◆ **Work to be completed**
All of the records below need to be copied exactly.

◆ **Data for analysis**
· · ·

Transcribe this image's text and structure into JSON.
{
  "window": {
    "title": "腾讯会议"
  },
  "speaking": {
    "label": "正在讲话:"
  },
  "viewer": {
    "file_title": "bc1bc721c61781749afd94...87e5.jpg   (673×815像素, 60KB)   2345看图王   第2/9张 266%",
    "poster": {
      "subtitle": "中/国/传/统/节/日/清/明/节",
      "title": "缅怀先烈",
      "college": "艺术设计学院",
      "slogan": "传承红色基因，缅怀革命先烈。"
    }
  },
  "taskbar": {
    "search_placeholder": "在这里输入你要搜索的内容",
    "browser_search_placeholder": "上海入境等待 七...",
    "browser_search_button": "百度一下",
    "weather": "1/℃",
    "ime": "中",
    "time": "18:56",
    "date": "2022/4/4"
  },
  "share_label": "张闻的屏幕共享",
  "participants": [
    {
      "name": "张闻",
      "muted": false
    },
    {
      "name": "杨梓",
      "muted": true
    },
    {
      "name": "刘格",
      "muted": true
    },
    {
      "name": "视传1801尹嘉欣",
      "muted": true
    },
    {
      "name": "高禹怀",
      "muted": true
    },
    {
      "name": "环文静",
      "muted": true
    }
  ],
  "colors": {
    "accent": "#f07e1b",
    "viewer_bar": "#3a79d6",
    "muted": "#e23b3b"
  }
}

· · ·

◆ **Response area**
Transcribe this image's text and structure into JSON.
{
  "window": {
    "title": "腾讯会议"
  },
  "speaking": {
    "label": "正在讲话:"
  },
  "viewer": {
    "file_title": "bc1bc721c61781749afd94...87e5.jpg   (673×815像素, 60KB)   2345看图王   第2/9张 266%",
    "poster": {
      "subtitle": "中/国/传/统/节/日/清/明/节",
      "title": "缅怀先烈",
      "college": "艺术设计学院",
      "slogan": "传承红色基因，缅怀革命先烈。"
    }
  },
  "taskbar": {
    "search_placeholder": "在这里输入你要搜索的内容",
    "browser_search_placeholder": "上海入境等待 七...",
    "browser_search_button": "百度一下",
    "weather": "1/℃",
    "ime": "中",
    "time": "18:56",
    "date": "2022/4/4"
  },
  "share_label": "张闻的屏幕共享",
  "participants": [
    {
      "name": "张闻",
      "muted": false
    },
    {
      "name": "杨梓",
      "muted": true
    },
    {
      "name": "刘格",
      "muted": true
    },
    {
      "name": "视传1801尹嘉欣",
      "muted": true
    },
    {
      "name": "高禹怀",
      "muted": true
    },
    {
      "name": "环文静",
      "muted": true
    }
  ],
  "colors": {
    "accent": "#f07e1b",
    "viewer_bar": "#3a79d6",
    "muted": "#e23b3b"
  }
}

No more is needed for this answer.